TASK INSTRUCTIONS:
Which lines in the records below contain the word "label"? Report each of them.

DATA SUPPLIED:
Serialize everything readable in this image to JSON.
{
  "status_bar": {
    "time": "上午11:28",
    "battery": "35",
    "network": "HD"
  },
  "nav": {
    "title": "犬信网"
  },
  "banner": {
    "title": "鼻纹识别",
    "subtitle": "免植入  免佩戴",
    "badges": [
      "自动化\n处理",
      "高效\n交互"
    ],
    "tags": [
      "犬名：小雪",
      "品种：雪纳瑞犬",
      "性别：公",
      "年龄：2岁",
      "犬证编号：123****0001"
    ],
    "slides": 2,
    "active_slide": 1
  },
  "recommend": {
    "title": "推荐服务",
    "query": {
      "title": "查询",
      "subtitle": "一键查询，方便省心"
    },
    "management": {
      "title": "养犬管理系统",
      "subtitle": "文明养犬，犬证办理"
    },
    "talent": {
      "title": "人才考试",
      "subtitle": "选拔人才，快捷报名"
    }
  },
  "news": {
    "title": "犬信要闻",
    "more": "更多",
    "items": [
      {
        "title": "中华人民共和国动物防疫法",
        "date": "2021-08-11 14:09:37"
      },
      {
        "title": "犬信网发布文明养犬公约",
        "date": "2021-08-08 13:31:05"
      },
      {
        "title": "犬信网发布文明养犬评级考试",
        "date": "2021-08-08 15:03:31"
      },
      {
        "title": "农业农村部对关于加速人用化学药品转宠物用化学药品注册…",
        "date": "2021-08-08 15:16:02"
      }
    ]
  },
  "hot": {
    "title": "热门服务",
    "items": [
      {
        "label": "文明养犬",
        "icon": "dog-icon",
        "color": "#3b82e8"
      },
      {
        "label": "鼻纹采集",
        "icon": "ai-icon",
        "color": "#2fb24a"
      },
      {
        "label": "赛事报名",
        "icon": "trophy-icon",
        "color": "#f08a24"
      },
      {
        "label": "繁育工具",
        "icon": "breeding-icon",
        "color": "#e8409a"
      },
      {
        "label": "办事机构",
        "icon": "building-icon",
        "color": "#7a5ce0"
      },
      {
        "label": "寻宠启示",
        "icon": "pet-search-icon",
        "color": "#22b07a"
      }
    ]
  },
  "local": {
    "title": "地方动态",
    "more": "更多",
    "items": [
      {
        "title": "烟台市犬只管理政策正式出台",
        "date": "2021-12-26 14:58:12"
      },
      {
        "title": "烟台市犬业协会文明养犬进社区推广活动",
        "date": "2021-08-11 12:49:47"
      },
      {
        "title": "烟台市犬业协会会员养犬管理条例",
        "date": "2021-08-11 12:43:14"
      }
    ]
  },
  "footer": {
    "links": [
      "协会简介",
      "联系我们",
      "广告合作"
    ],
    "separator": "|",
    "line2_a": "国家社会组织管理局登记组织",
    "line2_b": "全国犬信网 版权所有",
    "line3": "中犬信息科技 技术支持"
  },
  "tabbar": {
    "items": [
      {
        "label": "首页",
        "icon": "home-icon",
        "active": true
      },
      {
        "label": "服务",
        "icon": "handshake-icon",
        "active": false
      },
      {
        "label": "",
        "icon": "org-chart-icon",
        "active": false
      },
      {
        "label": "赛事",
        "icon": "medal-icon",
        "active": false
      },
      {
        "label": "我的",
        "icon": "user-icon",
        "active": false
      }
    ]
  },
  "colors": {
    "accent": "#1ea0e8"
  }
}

RESPONSE TO THIS TASK:
        "label": "文明养犬",
        "label": "鼻纹采集",
        "label": "赛事报名",
        "label": "繁育工具",
        "label": "办事机构",
        "label": "寻宠启示",
        "label": "首页",
        "label": "服务",
        "label": "",
        "label": "赛事",
        "label": "我的",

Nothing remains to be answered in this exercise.